“We span the entire spectrum, from medical research to getting technology to companies and patients, like few universities are able to,” said project leader William Wagner, a distinguished professor of surgery, chemical engineering and bioengineering and director of the McGowan Institute.
One example is the work of Department of Orthopaedic Surgery Associate Professor Anthony Kontos, whose research on diagnosing concussions by measuring rapid eye movements has made its way to the battlefield as part of a formal system for evaluating concussion symptoms.
Advances like these also lead to improvement in health care off the battlefield, especially in rural areas where patients may not be able to quickly get access to a hospital. “Research on traumatic brain injuries, post-traumatic stress — everything in our portfolio has direct relevance to civilian needs,” said Poropatich.
Wagner also cited Pitt’s Center for Vaccine Research and Human Engineering Research Laboratories (pictured above) as leaders in two areas of keen interest to the Department of Defense.
How small businesses will play a role
Of the agency’s four market segments, Pitt will lead efforts to pursue contracts in two — research and development along with translational science support and services — and has partnered with other organizations to pursue contracts in the other two areas. After the five-year term of the request, the Defense Health Agency may extend it for an additional five years with more funding.
The agency requires that one quarter of each project be completed by an industry partner — so Pitt’s consortium includes more than 50 small businesses as well as other industry partners, the result of an effort by Director of Partnerships Brian Vidic and others in the Office of Industry and Economic Partnerships to build lasting relationships with industry. The group involves a broad mix of companies across the United States with expertise in research and translation, and that number will only increase over the next five years as Pitt adds more partners.
“Innovation is a team sport,” said Office of Industry and Economic Partnerships Director Scott Morley. “Collaboration with industry is crucial to ensuring that new health care solutions can be delivered to patients, including our men and women in uniform. Our partners in this effort bring skills in clinical and commercial translation that are complementary to Pitt’s research and development expertise.”
Along with a number of women-owned businesses and disabled veteran-owned businesses, the consortium includes more than a half dozen startups that have been spun out of the University.
“Pitt is very committed to this whole ecosystem that has been designed to drive true impact from research,” said Morley. “And we’ve set ourselves up for success on that front.”
More than just medicine

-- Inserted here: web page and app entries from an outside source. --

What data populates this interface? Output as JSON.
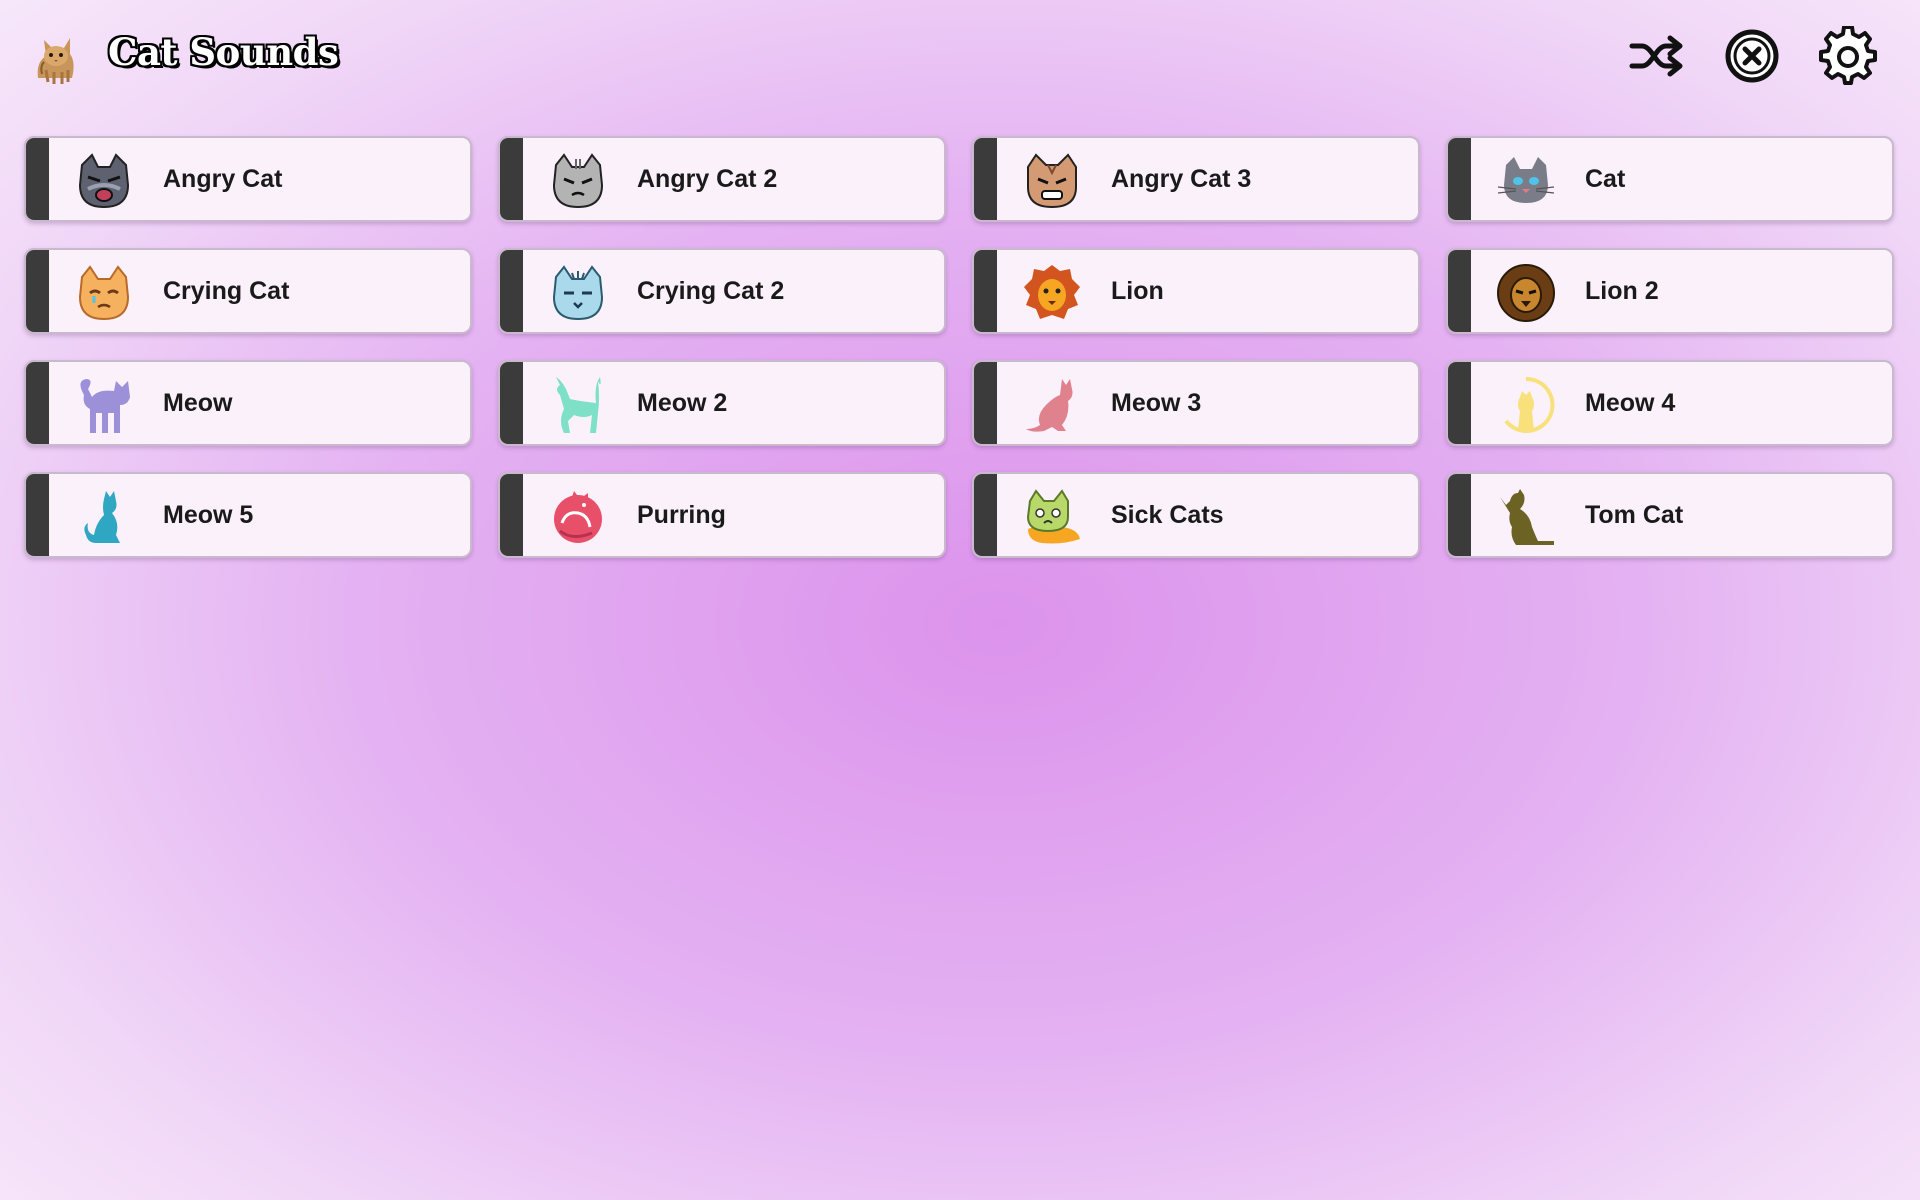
{
  "app": {
    "title": "Cat Sounds",
    "logo_icon": "cat-photo-icon"
  },
  "header_buttons": [
    {
      "name": "shuffle-button",
      "icon": "shuffle-icon"
    },
    {
      "name": "stop-button",
      "icon": "close-circle-icon"
    },
    {
      "name": "settings-button",
      "icon": "gear-icon"
    }
  ],
  "colors": {
    "card_accent_bar": "#3b3b3b",
    "card_background": "#faf1fb",
    "background_center": "#dc93ec"
  },
  "sounds": [
    {
      "label": "Angry Cat",
      "icon": "angry-cat-face-icon"
    },
    {
      "label": "Angry Cat 2",
      "icon": "angry-cat-face-2-icon"
    },
    {
      "label": "Angry Cat 3",
      "icon": "angry-cat-face-3-icon"
    },
    {
      "label": "Cat",
      "icon": "cat-face-icon"
    },
    {
      "label": "Crying Cat",
      "icon": "crying-cat-face-icon"
    },
    {
      "label": "Crying Cat 2",
      "icon": "crying-cat-face-2-icon"
    },
    {
      "label": "Lion",
      "icon": "lion-face-icon"
    },
    {
      "label": "Lion 2",
      "icon": "lion-face-2-icon"
    },
    {
      "label": "Meow",
      "icon": "cat-silhouette-icon"
    },
    {
      "label": "Meow 2",
      "icon": "cat-silhouette-2-icon"
    },
    {
      "label": "Meow 3",
      "icon": "cat-silhouette-3-icon"
    },
    {
      "label": "Meow 4",
      "icon": "cat-moon-icon"
    },
    {
      "label": "Meow 5",
      "icon": "cat-silhouette-5-icon"
    },
    {
      "label": "Purring",
      "icon": "curled-cat-icon"
    },
    {
      "label": "Sick Cats",
      "icon": "sick-cat-icon"
    },
    {
      "label": "Tom Cat",
      "icon": "tom-cat-silhouette-icon"
    }
  ]
}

At Pitt, the effort has stretched across the entire University, including the Office of Sponsored Programs, the School of Pharmacy’s Program Evaluation Research Unit and academic units across the Schools of Health Sciences and Swanson School of Engineering. Pitt will also collaborate with other universities to pursue contracts, including Carnegie Mellon University, Howard University and North Carolina A&T State University, among others.
The result is a team ready to jump on potentially billions of dollars of contracts at a moment’s notice.
“I don’t know that 20 years ago we would have had the track record to do this. It reflects broad effort across the University and the health system in the area of military medicine,” said Wagner. “We have the history, the skills and the partners, and we can show our technologies getting to patients. I think our team is going to be very competitive.”
— Patrick Monahan, photo by Tom Altany